New and Updated Coverage of Neuroscience Inclusion of neuroscience is a familiar feature of this book. In addition to the new Inside the Brain features, I include the latest, cutting-edge research on the brain in virtually every chapter, often enhancing it with charts, figures, and photos to help students understand the brain’s inner workings. A list highlighting this material is available at macmillanlearning.com.

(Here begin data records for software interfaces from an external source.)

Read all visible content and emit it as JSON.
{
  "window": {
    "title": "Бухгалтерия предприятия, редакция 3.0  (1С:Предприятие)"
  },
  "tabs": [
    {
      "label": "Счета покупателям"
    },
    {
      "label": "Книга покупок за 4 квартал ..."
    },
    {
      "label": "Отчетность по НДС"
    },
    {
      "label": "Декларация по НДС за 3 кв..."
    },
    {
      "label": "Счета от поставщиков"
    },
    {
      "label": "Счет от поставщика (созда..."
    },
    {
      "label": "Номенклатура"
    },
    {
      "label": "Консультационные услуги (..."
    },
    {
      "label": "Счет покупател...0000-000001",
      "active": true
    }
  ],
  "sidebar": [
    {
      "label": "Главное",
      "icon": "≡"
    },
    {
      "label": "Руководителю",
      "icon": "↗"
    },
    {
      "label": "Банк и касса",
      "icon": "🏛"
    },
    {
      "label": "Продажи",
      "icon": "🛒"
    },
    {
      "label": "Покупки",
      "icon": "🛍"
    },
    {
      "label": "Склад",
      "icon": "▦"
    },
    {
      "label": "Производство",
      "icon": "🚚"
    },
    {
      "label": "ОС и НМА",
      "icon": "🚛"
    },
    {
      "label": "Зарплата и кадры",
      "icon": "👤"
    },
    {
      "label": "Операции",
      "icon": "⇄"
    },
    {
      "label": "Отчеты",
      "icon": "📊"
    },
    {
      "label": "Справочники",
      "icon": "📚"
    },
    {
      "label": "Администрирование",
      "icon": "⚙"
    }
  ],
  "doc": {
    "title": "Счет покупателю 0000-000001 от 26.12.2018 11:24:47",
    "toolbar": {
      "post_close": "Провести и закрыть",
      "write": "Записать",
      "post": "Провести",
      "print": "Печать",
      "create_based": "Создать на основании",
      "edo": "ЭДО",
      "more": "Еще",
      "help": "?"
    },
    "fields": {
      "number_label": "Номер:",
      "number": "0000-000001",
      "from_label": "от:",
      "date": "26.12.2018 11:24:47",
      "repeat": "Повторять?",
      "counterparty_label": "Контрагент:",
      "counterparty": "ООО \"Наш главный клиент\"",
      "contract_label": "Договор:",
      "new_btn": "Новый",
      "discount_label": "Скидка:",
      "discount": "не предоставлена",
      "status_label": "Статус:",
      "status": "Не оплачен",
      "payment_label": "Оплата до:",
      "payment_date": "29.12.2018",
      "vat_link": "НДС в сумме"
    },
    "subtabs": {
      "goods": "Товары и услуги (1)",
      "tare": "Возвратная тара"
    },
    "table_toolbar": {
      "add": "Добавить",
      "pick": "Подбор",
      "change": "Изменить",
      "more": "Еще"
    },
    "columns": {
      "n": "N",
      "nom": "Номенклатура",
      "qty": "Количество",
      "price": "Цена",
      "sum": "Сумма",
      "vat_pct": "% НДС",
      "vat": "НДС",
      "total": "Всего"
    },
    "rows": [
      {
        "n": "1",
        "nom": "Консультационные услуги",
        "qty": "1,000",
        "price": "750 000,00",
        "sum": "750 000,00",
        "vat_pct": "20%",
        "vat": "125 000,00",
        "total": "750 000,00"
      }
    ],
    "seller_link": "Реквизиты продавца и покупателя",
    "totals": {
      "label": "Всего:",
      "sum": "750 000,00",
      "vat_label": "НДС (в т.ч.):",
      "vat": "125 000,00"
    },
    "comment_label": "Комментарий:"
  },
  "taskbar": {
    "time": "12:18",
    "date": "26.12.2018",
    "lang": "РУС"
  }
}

New Developing Lives Developing Lives is a robust and sophisticated interactive experience in which each student “raises” a virtual child from sperm-and-egg to teenager—fully integrated into LaunchPad. With Developing Lives, each student creates a personal profile, selects a virtual partner (or chooses to be a single parent), and marks the arrival of their newborn (represented by a unique avatar based on the parents’ characteristics). As the child grows, the student responds to events both planned and unforeseen, making important decisions (nutrition choices, doctor visits, sleeping location) and facing uncertain moments (illness, divorce, a new baby), with each choice affecting how the child grows. Throughout, Developing Lives deepens each student’s attachment and understanding of key concepts in the field with immediate, customized feedback based on child development research. It integrates more than 200 videos and animations and includes quizzes and essay questions that are easy to assign and assess.
New Integration with LaunchPad Throughout the book, the margins include LaunchPad call-outs to online videos about people in a particular context or key scientists who might become role models. For example, Susan Beal, the Australian scientist who revolutionized our understanding of SIDS (sudden infant death
syndrome) and infant sleep is shown. The video demonstrates that she is not an aloof expert, but a wife and mother, like many students and their relatives. Application to Developing Lives (described above) and Data Connections activities (described below) are also highlighted for the reader.
Renewed Emphasis on Critical Thinking and Application in the Pedagogical Program We all need to be critical thinkers. Virtually every page of this book presents questions as well as facts. A new marginal feature, Think Critically, encourages student reflection and analysis. There are no pat answers to these questions: They could be used to start a class discussion or begin a long essay.